By Jen Gourley
IF YOU are looking for something special to do this summer, then why not check out the amazing new exhibition at Banana Shire Regional Art Gallery?
Australian landscapes, exotic scenes from Spain, brilliant birds, even a portrait of Australian icon Henry Lawson – all created by one gifted artist, Sir Lionel Lindsay, and under the one roof for us to admire and enjoy.
Brother to fellow artist, Norman Lindsay, Lionel (1874-1961) was renowned for his pictures made from intricate woodblock engravings and by 1927 he was considered the most internationally successful Australian printmaker of all time.
Robert Connell, Banana Shire Council’s new Arts and Cultural Advisor, says this touring exhibition from the Maitland Regional Art Gallery Collection in New South Wales, is definitely worth a visit.
Firstly, there’s the local angle. Robert (pictured) explained that our area has a connection to Lionel Lindsay’s art, with a couple of his pieces on display at Greycliffe Homestead in Biloela. Then there’s the superb landscapes of the Australian countryside and the exotic scenes from Lionel’s travels through Spain. And then there’s Lionel’s feathered friends.
“One thing that is highly popular, always, is a lot of the bird works,” Robert said. “They’re absolutely stunning.” Peacocks, kookaburras, pheasants, ducks, swans, pelicans and more are perched on the walls of the gallery waiting for you to admire them.
And then there’s the incredible attention to detail. “People think they’re just drawings or paintings, instead they’re actually wood engravings on woodblock and then printed onto a piece of paper. He’s carved into the woodblock itself, and then he has put on ink or paint, and then he’s pressed that into the paper, and the impression has left the artwork itself. And then he may have created 10 to 100 of those. And then he would have either most likely destroyed the blocks so none could ever be reproduced. The majority, that’s about 130 of the works here, are actual prints themselves. And the detail you can get if you look at some of these earlier works, you can actually see the block itself engrained into the paper, which is quite beautiful. In his later works you can see that he’s learned to be a lot lighter with the press, which is quite interesting.”

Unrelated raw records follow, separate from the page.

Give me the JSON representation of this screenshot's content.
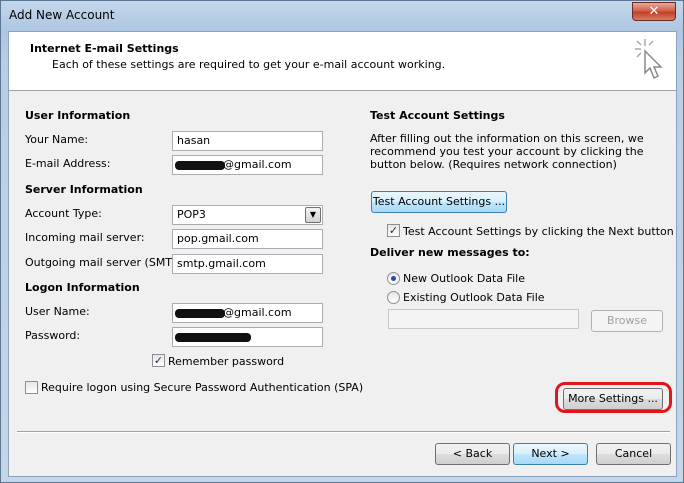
{
  "window": {
    "title": "Add New Account",
    "close_label": "✕"
  },
  "header": {
    "title": "Internet E-mail Settings",
    "subtitle": "Each of these settings are required to get your e-mail account working."
  },
  "user_info": {
    "section_title": "User Information",
    "your_name_label": "Your Name:",
    "your_name_value": "hasan",
    "email_label": "E-mail Address:",
    "email_value": "@gmail.com"
  },
  "server_info": {
    "section_title": "Server Information",
    "account_type_label": "Account Type:",
    "account_type_value": "POP3",
    "incoming_label": "Incoming mail server:",
    "incoming_value": "pop.gmail.com",
    "outgoing_label": "Outgoing mail server (SMTP):",
    "outgoing_value": "smtp.gmail.com"
  },
  "logon_info": {
    "section_title": "Logon Information",
    "username_label": "User Name:",
    "username_value": "@gmail.com",
    "password_label": "Password:",
    "password_value": "",
    "remember_label": "Remember password",
    "remember_checked": true,
    "spa_label": "Require logon using Secure Password Authentication (SPA)",
    "spa_checked": false
  },
  "test_settings": {
    "section_title": "Test Account Settings",
    "description": "After filling out the information on this screen, we recommend you test your account by clicking the button below. (Requires network connection)",
    "test_button_label": "Test Account Settings ...",
    "auto_test_label": "Test Account Settings by clicking the Next button",
    "auto_test_checked": true
  },
  "deliver": {
    "section_title": "Deliver new messages to:",
    "new_pst_label": "New Outlook Data File",
    "existing_pst_label": "Existing Outlook Data File",
    "existing_path_value": "",
    "browse_label": "Browse",
    "selected": "New Outlook Data File"
  },
  "footer": {
    "more_settings_label": "More Settings ...",
    "back_label": "< Back",
    "next_label": "Next >",
    "cancel_label": "Cancel"
  },
  "colors": {
    "highlight": "#e0161c",
    "accent": "#3c7fb1"
  },
  "icons": {
    "close": "close-icon",
    "cursor": "cursor-sparkle-icon",
    "dropdown": "chevron-down-icon",
    "check": "checkmark-icon"
  }
}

One special element of the travelling exhibition is that three incredibly rare woodblocks that Lionel has carved into are part of the collection. “We’ve got the blocks and the artworks next to each other on display. So, you get a sense then of how it’s done,” Robert said.
“The beautiful thing about the blocks and the artworks, because they are quite small, was his ability to actually take the blocks and sit down (which is known as plein air, when you sit down and you paint a picture, or draw a picture there), he would sit with the block and carve it then and there as he was looking at the scene … his genius is that when he’s carving the block, he literally would have to carve it backwards because if you’re carving into the block, and then you print it, then it’s going to be the flip side.

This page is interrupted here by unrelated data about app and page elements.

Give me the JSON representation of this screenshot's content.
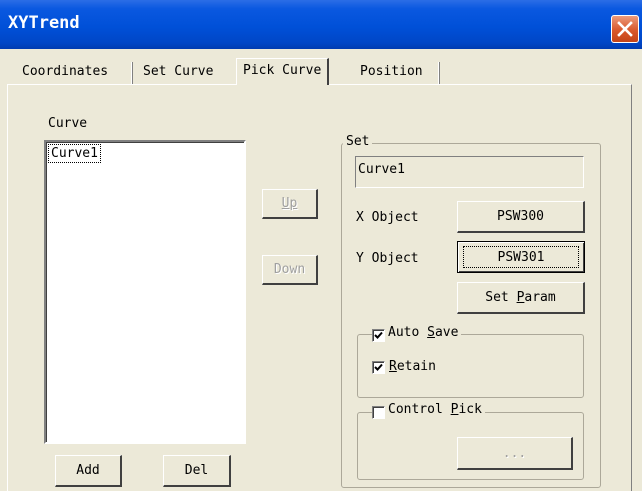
{
  "window": {
    "title": "XYTrend",
    "close_icon": "close-icon"
  },
  "tabs": [
    {
      "label": "Coordinates",
      "selected": false
    },
    {
      "label": "Set Curve",
      "selected": false
    },
    {
      "label": "Pick Curve",
      "selected": true
    },
    {
      "label": "Position",
      "selected": false
    }
  ],
  "curve": {
    "label": "Curve",
    "items": [
      "Curve1"
    ]
  },
  "buttons": {
    "up": "Up",
    "down": "Down",
    "add": "Add",
    "del": "Del",
    "x_object": "PSW300",
    "y_object": "PSW301",
    "set_param": "Set Param",
    "pick": "..."
  },
  "set": {
    "legend": "Set",
    "curve_name": "Curve1",
    "x_object_label": "X Object",
    "y_object_label": "Y Object"
  },
  "options": {
    "auto_save": {
      "label": "Auto Save",
      "checked": true
    },
    "retain": {
      "label": "Retain",
      "checked": true
    },
    "control_pick": {
      "label": "Control Pick",
      "checked": false
    }
  }
}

“We’ve also got four to five watercoloured pictures in this exhibition – two landscapes of Australia and three, when he was travelling overseas. They’re quite special and different to see the span of his works.
“I think it’s just amazing to see such a large body of works, over 132 works, by the same artist in the one place.”
Lionel’s Place can be viewed at the Banana Shire Regional Art Gallery at 67 Valentine Plains Rd, Biloela until February 25, 2022.